If you are in a wheelchair - Rome is possible but it is very hair raising. Cobblestones are enough to kill you. Tree roots. Crowds of people determined not to lose their place in the queue. Hills! Ancient sites do not do wheelchair accessible very well. Stepping out to cross a Roman street is always exciting - but when you have a down ramp on one gutter and no up ramp on the opposite gutter - woo woo! Here comes the Roman traffic and no way off the road!
Not a great deal of public toilets in Rome - mostly you have to use the gabinetti in the backs of cafes - very small! and hard to negotiate. Even for an abled person. Badly lit. Lights on time switches that go off suddenly.
One great thing - if you are in a wheelchair go straight to the front of any queue. A wheelchair is a queue buster - and I must say the guys who do the wheelchair accessible lifts are very very nice.
PS One thing it took me a while to notice. Carl was having a lot of trouble pushing Berni's chair - the pedestrians seemed to be leaping in front of the chair as he was trying to dodge them.
Everyone was getting very cranky. Then I twigged.
In Rome they drive on the wrong side of the road - and they walk on the wrong side of the footpath. So Carl and the on coming pedestrians were on a collision course.
Rome is not the most disabled-friendly city largely due to the number of hills, raised pavements and cobbled streets. Buses are wheelchair-friendly whilst remaining public transport in Rome is partially accessible. Leading visitor attractions are mixed: a lift is provided to the top of the Colosseum, whilst the Vatican's Sistine Chapel is only accessible via the long route through the Vatican museums.
It's possible to climb right to the top of the dome, but it is a very narrow and inclined circular passage. Don't attempt to turn around as its virtually impossible due to the number of visitors behind. Keep on going, but avoid if you suffer from vertigo or claustrophobia.
There are emergency alarm buttons at intervals, presumably to alert the Swiss Guard to someones plight. A certain fitness level is required, and it wasn't unusual to see several people looking quite exhausted and distressed on the route. I certainly didn't see any signs warning people of the possible exertions.
If you have mobility problems be warned, Rome is the least disabled-friendly city I have visited so far
potholes and trees on the pavement, loose and sunken cobbles on the streets, high kerbs are all nightmares for wheelchair users
crossing the road is a nightmare ... if there is a ramp, and that ramp doesnt have a car parked across it, there is no guarantee that the opposite side of the road will have one too, you`ll discover this just as the traffic lights change and Rome`s traffic comes hurtling towards you

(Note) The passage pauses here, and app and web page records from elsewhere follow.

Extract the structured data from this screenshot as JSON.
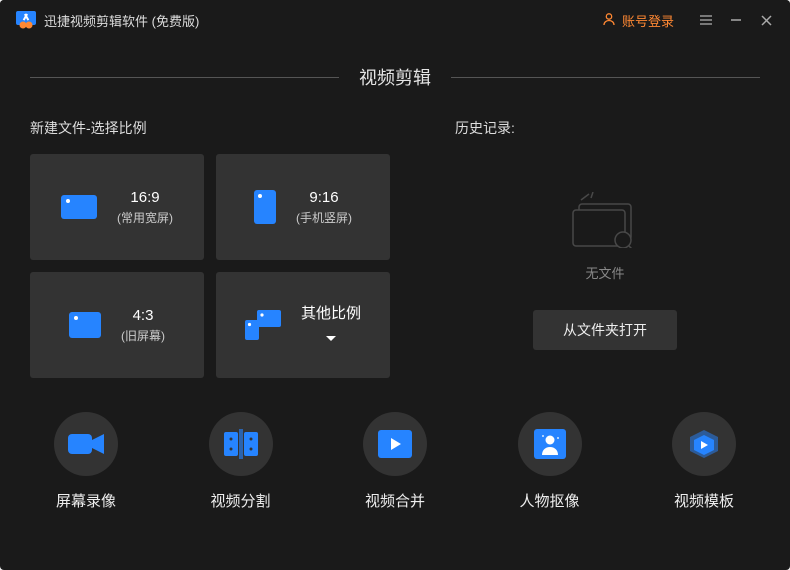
{
  "titlebar": {
    "app_title": "迅捷视频剪辑软件 (免费版)",
    "login_label": "账号登录"
  },
  "section": {
    "title": "视频剪辑",
    "new_file_label": "新建文件-选择比例",
    "history_label": "历史记录:",
    "empty_text": "无文件",
    "open_folder_label": "从文件夹打开"
  },
  "ratios": {
    "r0": {
      "big": "16:9",
      "small": "(常用宽屏)"
    },
    "r1": {
      "big": "9:16",
      "small": "(手机竖屏)"
    },
    "r2": {
      "big": "4:3",
      "small": "(旧屏幕)"
    },
    "r3": {
      "big": "其他比例"
    }
  },
  "tools": {
    "t0": "屏幕录像",
    "t1": "视频分割",
    "t2": "视频合并",
    "t3": "人物抠像",
    "t4": "视频模板"
  },
  "colors": {
    "accent_blue": "#2684ff",
    "accent_orange": "#ff8833"
  }
}
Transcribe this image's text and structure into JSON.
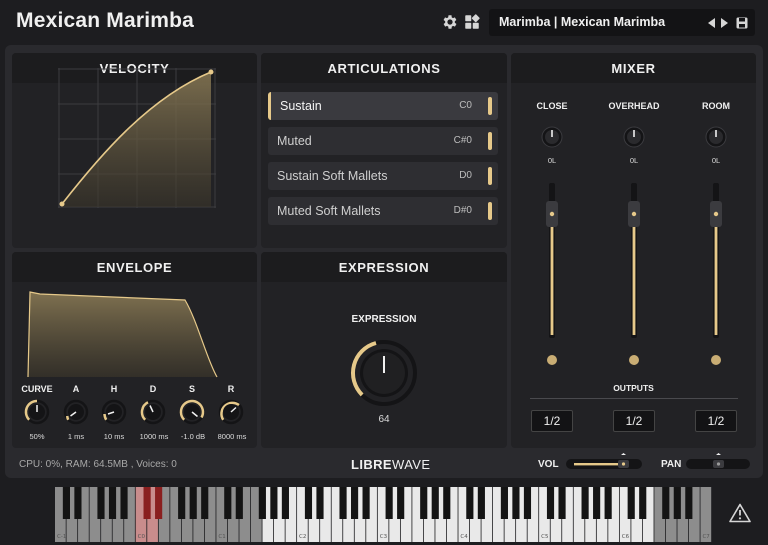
{
  "app": {
    "title": "Mexican Marimba"
  },
  "header": {
    "settings_icon": "gear-icon",
    "view_icon": "grid-icon",
    "preset": "Marimba | Mexican Marimba",
    "prev_icon": "triangle-left-icon",
    "next_icon": "triangle-right-icon",
    "save_icon": "save-icon"
  },
  "velocity": {
    "title": "VELOCITY"
  },
  "articulations": {
    "title": "ARTICULATIONS",
    "items": [
      {
        "label": "Sustain",
        "note": "C0"
      },
      {
        "label": "Muted",
        "note": "C#0"
      },
      {
        "label": "Sustain Soft Mallets",
        "note": "D0"
      },
      {
        "label": "Muted Soft Mallets",
        "note": "D#0"
      }
    ]
  },
  "mixer": {
    "title": "MIXER",
    "channels": [
      {
        "name": "CLOSE",
        "pan": "0L",
        "output": "1/2"
      },
      {
        "name": "OVERHEAD",
        "pan": "0L",
        "output": "1/2"
      },
      {
        "name": "ROOM",
        "pan": "0L",
        "output": "1/2"
      }
    ],
    "outputs_label": "OUTPUTS"
  },
  "envelope": {
    "title": "ENVELOPE",
    "knobs": [
      {
        "label": "CURVE",
        "value": "50%"
      },
      {
        "label": "A",
        "value": "1 ms"
      },
      {
        "label": "H",
        "value": "10 ms"
      },
      {
        "label": "D",
        "value": "1000 ms"
      },
      {
        "label": "S",
        "value": "-1.0 dB"
      },
      {
        "label": "R",
        "value": "8000 ms"
      }
    ]
  },
  "expression": {
    "title": "EXPRESSION",
    "label": "EXPRESSION",
    "value": "64"
  },
  "footer": {
    "status": "CPU: 0%, RAM: 64.5MB , Voices: 0",
    "logo_bold": "LIBRE",
    "logo_light": "WAVE",
    "vol_label": "VOL",
    "pan_label": "PAN"
  },
  "keyboard": {
    "octave_labels": [
      "C-1",
      "C0",
      "C1",
      "C2",
      "C3",
      "C4",
      "C5",
      "C6",
      "C7"
    ],
    "key_switch_color": "#c98c8c",
    "playable_color": "#e9e9e9",
    "unmapped_color": "#8d8d8d"
  },
  "warning_icon": "warning-icon",
  "colors": {
    "accent": "#e6c98a",
    "panel": "#222225",
    "background": "#1d1d20"
  }
}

of course places are difficult to access, this is an ancient city and to make it totally wheelchair friendly would destroy some sites, but surely a smooth path would be possible in many places, and there is a real lack of toilet facilities, the only designated disabled toilets we saw are at the Colleseum
If you have some mobility the best way to see Rome in comfort is to get an overview from the top of a tourist bus, then to take a taxi to specific sites, of course this can work out expensive but a lot more comfortable
there is no need to queue when you are a wheelchair user, go directly to the entrance and you will be allowed straight in, I must say the staff at the sites we visited were very helpful and informative
In ancient times, there were no buggys and prams.
So, when laying the stones for the walkways in the city, this didn't have to be considered. For us modern folk this does pose a problem however.
The many steps, sharp inclines and cobbles make it quite hard (especially around the coliseum and forum areas) to get baby around in the pram.
So your two option are:
~ Carry baby (we had a back carry-thing, which was really helpful)
~ Carry the pram (with baby in it!)
Fun and games :)
It was all done in good spirits but did slow us down somewhat.
In these last 10 or 15 years Rome made a lot of works around the city to make places accessible to handicapped people. For sure museums and relics areas will be accessible, sidewalks, hotels and streets are accessible too, you may just find some problems in some old shops, hotels or restaurants. You may also have soe problems on some central streets whose pavements are typically ancient (SAN PIETRINI). But you will surely find people to help you.